What is Amortization?
Firstly, Amortization means paying off debt with regular payments, carried out over time. The fixed payments, covers both the principal as well as the interest on the account, while the interest charges become smaller and smaller over the payment schedule.
What is an Amortization Table?
Interestingly, an amortization table is one that lists each monthly payment in a loan and how much of each payment goes to interest as well as how much to the principal. Also, understand that, every amortization table, contains the same kind of information. Let’s see them:
This is your required monthly payments which are listed individually by month for the length of the loan.
Secondly, the principal payment is the remainder of your payment that goes towards paying off your debt after you apply the interest charges.
Even though your total payment stays equal for each period, you will be paying off the loan’s interest and principal in different amounts each month. When the loan is just starting out, interest costs are at their highest, and as time goes on, more and more of each payment goes towards your principal, and you pay proportionately less in interest each month.
Difference Between Amortization and Depreciation
Amortization as earlier mentioned is a custom of spreading an intangible asset’s cost over that asset’s useful life. Understand that intangible assets are not physical assets, and examples of intangible assets that are expensed via amortization may include:

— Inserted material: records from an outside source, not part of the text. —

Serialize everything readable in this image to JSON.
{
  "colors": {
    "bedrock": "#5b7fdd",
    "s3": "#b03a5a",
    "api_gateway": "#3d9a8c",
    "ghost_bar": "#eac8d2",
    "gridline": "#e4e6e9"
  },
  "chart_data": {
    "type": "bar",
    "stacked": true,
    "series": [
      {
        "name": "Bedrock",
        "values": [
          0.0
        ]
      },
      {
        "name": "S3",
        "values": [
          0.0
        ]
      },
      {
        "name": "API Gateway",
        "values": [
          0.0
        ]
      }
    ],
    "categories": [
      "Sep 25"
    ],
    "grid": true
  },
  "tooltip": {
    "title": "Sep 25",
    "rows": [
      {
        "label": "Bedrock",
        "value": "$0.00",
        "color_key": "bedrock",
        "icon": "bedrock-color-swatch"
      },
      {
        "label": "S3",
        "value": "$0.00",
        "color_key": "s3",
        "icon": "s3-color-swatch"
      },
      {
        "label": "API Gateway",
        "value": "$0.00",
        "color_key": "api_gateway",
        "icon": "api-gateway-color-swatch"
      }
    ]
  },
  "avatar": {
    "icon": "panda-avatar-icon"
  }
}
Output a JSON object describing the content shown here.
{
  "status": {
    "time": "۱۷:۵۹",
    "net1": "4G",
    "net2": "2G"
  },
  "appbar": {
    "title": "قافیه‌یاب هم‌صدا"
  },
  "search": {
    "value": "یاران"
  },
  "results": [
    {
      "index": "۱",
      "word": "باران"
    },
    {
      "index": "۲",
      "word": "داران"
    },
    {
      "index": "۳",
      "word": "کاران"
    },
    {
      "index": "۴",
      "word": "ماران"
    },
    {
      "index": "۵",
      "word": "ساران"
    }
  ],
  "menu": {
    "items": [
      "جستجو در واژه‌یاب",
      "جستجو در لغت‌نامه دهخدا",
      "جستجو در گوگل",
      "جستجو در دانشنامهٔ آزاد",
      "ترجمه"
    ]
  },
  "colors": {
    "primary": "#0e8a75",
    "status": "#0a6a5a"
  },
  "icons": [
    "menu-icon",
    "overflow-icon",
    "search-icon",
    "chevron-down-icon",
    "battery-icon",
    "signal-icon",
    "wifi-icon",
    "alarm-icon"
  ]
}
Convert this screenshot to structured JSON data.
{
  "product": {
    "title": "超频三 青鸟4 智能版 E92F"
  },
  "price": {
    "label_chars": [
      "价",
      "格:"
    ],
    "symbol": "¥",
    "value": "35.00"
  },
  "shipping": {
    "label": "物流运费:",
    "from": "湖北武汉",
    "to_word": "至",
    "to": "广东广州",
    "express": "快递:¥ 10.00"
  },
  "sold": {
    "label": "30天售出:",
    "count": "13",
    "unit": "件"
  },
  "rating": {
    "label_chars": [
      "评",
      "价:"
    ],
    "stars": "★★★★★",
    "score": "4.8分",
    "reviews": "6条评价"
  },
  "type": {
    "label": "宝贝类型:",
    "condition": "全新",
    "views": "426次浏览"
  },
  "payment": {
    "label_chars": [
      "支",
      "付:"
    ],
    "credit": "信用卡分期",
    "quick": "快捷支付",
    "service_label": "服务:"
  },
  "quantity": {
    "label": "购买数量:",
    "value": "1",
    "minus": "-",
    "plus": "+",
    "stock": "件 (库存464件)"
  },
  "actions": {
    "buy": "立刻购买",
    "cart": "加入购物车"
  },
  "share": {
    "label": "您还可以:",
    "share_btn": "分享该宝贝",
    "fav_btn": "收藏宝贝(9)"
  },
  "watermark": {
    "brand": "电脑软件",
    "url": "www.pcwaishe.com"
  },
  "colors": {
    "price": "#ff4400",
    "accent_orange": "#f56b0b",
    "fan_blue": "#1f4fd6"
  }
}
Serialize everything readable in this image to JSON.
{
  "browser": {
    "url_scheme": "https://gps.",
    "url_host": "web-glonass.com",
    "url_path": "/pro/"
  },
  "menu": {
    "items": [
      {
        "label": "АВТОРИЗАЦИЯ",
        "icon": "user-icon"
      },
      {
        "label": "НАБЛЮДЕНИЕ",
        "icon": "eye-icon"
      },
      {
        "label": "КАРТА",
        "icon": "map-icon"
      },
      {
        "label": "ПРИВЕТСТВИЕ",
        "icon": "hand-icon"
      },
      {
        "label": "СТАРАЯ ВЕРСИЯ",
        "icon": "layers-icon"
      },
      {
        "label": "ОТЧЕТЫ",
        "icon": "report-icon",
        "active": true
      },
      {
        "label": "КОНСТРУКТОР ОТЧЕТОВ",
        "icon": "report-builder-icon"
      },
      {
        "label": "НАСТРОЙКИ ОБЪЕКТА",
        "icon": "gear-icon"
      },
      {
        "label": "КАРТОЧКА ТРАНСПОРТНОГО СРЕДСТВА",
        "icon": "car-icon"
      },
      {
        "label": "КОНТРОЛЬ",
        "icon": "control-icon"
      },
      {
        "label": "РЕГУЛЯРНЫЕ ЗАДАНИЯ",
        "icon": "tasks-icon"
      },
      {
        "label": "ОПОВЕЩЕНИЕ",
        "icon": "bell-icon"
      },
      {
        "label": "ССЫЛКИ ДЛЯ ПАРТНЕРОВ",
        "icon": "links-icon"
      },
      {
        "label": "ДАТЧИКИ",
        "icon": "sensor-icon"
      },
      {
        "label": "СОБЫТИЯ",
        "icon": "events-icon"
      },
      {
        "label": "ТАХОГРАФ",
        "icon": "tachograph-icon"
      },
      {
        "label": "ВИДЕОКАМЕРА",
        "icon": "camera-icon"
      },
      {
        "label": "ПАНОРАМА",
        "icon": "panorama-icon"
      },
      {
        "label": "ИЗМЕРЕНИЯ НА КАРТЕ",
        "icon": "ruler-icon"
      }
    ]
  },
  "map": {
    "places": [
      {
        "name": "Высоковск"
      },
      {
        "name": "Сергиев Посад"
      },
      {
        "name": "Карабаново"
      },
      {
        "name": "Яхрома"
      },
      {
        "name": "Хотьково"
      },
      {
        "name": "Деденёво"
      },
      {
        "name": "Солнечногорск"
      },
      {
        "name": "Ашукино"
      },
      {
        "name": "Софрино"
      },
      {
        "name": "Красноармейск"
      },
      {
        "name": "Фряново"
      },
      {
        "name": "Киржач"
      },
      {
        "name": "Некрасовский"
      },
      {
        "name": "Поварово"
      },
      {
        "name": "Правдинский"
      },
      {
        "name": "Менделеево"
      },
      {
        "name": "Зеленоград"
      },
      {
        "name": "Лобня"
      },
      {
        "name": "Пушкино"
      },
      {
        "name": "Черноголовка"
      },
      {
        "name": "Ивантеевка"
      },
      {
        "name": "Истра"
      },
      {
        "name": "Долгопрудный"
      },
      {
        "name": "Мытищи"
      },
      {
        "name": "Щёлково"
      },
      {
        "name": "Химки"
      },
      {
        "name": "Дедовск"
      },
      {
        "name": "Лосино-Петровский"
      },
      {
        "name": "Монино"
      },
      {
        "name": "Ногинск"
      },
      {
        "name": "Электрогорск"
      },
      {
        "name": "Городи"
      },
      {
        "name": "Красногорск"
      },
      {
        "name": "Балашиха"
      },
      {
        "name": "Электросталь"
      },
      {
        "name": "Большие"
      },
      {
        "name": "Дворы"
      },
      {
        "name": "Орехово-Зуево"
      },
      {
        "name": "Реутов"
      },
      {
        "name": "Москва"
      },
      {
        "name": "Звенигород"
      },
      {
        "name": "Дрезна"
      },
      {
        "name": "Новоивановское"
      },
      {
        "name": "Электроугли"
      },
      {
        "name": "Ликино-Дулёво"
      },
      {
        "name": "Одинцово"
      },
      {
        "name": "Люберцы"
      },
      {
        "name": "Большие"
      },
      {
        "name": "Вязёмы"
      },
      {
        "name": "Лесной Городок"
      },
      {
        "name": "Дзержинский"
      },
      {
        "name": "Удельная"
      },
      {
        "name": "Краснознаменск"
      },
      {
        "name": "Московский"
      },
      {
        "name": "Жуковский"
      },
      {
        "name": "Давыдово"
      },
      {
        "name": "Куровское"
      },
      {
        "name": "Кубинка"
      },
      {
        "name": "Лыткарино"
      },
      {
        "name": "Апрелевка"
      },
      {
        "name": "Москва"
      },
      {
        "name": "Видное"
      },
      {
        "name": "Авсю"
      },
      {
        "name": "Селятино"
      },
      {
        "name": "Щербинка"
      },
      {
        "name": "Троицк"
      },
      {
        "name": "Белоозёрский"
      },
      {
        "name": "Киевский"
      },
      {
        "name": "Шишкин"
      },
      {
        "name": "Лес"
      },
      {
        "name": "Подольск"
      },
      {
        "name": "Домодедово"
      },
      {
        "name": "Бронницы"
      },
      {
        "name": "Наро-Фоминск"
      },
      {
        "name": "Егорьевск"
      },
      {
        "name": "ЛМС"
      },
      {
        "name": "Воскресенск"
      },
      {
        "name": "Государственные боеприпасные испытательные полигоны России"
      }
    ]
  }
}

- Cost of issuing bonds in order to raise capital.
- Organizational costs
- Franchise agreement
- Patents and trademarks
- Proprietary processes, like copyrights
Amortization is typically expensed on a straight-line basis, which implies that the same amount is expensed in each period over the asset’s useful life. Also, assets that are expensed using the amortization method do not have any resale or salvage value.
Understand also that the term comes into play in both accounting and in lending with completely different definitions as well as uses.
This is defined as the expensing of a fixed asset over its useful life. Fixed assets are assets, which implies that they are physical assets that can be touched. Here are some examples of such assets which are:
However, assets might have some. Value at the end of their life, thus depreciation is calculated by. Subtracting the asset’s salvage value or resale value from its original cost. The difference gets depreciated evenly over the years of the expected life of the asset.
Depreciation of some fixed assets can be carried out. On an accelerated basis, which implies that a larger portion of. The asset’s value is expensed in the early years of the asset’s life.